▶ Dataset
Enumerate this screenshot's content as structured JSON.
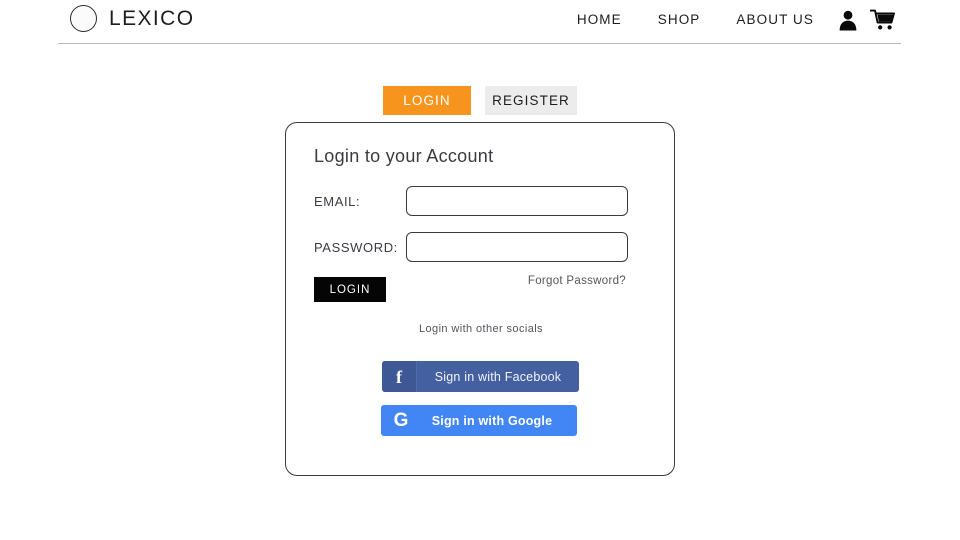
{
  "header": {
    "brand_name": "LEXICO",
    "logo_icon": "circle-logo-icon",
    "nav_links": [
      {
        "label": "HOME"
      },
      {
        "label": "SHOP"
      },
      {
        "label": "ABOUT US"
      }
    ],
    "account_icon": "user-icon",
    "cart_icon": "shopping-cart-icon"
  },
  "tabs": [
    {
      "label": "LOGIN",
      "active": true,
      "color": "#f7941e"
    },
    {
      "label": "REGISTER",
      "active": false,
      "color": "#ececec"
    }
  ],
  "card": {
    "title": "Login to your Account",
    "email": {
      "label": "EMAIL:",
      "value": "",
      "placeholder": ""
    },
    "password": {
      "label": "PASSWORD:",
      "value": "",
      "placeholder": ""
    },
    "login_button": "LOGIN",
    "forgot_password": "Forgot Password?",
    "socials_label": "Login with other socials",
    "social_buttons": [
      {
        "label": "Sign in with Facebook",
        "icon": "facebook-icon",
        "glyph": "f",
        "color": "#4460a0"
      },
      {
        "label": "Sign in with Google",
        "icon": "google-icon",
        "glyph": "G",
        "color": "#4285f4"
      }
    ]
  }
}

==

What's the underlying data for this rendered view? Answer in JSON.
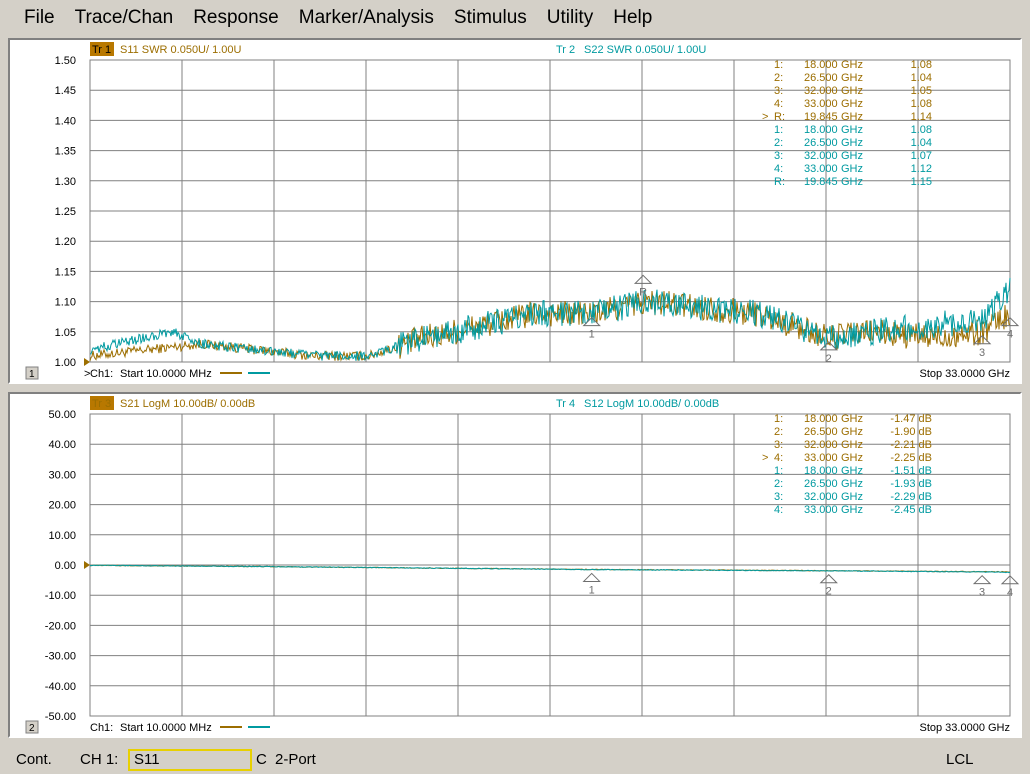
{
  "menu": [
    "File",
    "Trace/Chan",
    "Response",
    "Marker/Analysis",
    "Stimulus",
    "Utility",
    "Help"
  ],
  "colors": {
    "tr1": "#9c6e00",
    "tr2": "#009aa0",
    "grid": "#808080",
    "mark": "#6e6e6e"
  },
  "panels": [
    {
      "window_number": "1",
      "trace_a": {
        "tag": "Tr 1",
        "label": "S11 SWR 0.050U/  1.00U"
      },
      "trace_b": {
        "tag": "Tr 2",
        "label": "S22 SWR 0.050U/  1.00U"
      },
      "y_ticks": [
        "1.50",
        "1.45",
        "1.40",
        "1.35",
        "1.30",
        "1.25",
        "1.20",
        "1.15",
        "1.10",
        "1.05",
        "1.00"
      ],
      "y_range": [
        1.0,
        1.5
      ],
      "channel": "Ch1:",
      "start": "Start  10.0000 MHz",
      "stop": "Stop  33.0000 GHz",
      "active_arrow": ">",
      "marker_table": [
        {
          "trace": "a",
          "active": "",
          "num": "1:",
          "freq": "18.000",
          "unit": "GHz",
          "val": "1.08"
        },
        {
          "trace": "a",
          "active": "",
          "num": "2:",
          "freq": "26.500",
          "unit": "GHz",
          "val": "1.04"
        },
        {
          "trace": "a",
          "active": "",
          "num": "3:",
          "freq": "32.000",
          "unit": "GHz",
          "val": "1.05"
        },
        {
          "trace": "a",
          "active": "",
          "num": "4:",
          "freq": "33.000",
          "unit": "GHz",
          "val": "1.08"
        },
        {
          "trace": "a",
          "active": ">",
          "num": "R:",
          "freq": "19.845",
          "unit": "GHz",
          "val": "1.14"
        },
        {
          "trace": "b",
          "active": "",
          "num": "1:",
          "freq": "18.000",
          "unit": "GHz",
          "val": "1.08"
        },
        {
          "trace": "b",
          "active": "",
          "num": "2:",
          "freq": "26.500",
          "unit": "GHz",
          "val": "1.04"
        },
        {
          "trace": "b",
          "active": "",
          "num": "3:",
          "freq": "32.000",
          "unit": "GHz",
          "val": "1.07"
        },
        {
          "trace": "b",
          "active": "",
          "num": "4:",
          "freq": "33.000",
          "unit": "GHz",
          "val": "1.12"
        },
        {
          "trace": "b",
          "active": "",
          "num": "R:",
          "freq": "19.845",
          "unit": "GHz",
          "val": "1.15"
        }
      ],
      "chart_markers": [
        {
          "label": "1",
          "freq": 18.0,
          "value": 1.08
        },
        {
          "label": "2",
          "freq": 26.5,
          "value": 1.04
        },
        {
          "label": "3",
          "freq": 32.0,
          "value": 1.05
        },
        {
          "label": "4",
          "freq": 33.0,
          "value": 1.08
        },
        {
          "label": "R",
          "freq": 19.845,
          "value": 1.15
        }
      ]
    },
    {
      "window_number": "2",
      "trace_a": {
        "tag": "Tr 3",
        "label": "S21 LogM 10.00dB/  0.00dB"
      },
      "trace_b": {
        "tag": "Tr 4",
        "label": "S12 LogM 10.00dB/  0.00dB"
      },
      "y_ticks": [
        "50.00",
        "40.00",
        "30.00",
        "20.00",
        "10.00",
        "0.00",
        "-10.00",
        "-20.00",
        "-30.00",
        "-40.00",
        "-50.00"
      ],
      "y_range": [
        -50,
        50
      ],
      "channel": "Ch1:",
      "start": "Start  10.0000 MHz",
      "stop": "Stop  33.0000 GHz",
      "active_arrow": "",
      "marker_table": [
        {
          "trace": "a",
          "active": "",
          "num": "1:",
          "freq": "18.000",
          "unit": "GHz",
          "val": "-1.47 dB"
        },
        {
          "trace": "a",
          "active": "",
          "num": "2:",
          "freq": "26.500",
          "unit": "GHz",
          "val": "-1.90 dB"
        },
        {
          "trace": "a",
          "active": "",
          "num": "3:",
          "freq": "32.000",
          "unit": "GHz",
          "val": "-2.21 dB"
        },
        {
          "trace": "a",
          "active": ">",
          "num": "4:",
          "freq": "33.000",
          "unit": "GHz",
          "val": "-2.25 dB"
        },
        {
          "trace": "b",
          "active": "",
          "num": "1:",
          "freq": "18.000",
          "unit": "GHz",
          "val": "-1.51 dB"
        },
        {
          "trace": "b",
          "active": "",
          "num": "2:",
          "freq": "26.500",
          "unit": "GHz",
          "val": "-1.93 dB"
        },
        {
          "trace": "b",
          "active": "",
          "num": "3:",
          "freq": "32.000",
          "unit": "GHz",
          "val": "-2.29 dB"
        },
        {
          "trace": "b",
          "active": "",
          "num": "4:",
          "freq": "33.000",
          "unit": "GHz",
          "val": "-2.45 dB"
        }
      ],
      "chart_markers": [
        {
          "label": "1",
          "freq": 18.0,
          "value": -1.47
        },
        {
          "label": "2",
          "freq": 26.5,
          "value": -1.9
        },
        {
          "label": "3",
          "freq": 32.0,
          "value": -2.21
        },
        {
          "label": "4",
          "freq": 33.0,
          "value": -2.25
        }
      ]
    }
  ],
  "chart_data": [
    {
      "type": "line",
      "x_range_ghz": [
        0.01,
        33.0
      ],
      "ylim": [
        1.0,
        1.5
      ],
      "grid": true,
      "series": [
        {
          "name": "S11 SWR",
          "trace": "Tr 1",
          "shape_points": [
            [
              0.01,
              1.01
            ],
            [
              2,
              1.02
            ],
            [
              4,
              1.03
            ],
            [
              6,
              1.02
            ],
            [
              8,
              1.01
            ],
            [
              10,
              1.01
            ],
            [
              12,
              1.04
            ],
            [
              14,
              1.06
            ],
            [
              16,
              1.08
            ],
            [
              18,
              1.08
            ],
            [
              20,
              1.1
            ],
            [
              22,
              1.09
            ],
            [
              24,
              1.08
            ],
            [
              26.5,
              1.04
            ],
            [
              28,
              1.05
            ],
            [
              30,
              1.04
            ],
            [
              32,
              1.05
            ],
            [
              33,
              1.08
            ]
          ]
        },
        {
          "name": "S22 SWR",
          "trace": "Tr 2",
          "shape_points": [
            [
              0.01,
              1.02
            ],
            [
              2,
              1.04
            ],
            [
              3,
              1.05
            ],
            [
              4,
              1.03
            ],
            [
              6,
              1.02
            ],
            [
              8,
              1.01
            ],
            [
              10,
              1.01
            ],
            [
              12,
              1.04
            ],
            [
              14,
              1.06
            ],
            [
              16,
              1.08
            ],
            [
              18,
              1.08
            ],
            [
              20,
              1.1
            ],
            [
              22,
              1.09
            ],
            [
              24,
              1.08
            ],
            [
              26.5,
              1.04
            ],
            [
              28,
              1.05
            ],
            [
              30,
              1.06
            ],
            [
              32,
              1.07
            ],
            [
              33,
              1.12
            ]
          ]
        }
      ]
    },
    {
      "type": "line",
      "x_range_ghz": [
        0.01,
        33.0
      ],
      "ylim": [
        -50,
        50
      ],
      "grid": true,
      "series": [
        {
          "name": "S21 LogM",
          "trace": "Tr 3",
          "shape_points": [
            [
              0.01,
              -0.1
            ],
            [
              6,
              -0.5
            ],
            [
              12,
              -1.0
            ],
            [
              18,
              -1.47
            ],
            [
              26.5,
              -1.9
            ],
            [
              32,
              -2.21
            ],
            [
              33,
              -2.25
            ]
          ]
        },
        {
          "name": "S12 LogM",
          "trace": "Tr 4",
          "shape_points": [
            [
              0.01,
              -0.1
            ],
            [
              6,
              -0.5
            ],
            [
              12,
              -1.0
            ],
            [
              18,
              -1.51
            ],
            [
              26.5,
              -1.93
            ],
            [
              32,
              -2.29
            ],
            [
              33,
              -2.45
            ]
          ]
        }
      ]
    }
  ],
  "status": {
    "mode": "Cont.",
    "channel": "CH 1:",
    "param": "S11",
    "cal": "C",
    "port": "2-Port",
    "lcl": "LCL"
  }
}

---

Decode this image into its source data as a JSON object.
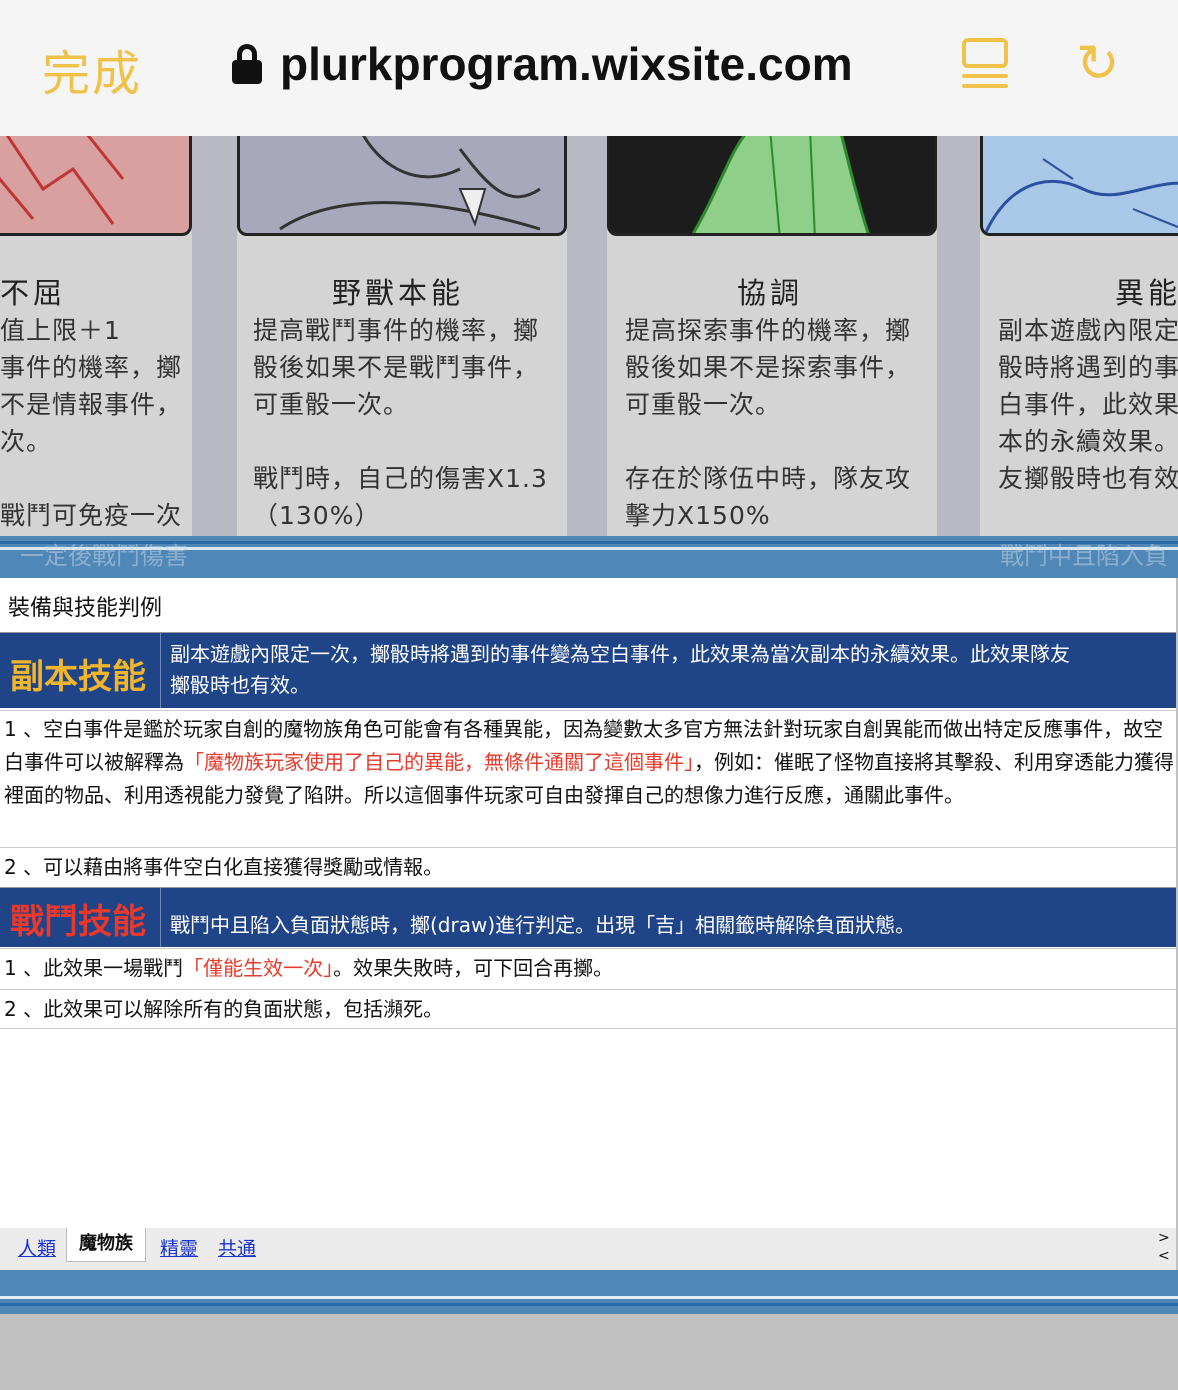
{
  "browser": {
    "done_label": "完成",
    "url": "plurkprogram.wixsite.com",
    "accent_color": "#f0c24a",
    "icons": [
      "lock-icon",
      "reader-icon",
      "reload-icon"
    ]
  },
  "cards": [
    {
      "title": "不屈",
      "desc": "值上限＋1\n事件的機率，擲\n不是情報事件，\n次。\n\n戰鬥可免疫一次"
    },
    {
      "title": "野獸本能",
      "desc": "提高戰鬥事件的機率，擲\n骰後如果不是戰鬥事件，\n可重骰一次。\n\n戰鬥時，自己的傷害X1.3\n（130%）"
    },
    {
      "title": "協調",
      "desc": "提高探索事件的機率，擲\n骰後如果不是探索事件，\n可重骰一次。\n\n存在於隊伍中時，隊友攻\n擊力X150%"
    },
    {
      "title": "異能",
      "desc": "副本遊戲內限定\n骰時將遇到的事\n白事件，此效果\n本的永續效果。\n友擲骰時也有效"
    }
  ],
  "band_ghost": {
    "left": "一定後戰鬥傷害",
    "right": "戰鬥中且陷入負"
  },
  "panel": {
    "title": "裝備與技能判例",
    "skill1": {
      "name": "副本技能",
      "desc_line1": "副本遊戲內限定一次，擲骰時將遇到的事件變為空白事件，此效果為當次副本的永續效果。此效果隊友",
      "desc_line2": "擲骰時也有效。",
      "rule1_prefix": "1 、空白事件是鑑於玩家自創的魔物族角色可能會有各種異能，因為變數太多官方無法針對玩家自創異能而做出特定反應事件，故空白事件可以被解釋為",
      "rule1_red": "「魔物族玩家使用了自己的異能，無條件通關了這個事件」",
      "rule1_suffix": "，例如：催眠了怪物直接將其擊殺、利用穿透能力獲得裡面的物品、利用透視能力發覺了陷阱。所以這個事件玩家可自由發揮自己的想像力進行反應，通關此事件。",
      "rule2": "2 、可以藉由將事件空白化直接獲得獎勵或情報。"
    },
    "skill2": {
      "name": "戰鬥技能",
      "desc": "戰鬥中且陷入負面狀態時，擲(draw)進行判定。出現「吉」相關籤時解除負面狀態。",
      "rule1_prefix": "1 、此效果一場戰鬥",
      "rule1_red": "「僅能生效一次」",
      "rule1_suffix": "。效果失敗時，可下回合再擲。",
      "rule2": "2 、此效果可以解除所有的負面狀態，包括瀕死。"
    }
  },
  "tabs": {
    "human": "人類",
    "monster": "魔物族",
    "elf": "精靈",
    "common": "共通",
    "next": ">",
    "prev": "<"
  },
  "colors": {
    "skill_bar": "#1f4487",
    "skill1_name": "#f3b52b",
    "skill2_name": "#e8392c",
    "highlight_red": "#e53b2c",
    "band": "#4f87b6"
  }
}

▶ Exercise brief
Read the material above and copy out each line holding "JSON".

▶ Solution
Enumerate this screenshot's content as structured JSON.
What's the underlying data for this rendered view? Answer in JSON.
Decode this image into its source data as a JSON object.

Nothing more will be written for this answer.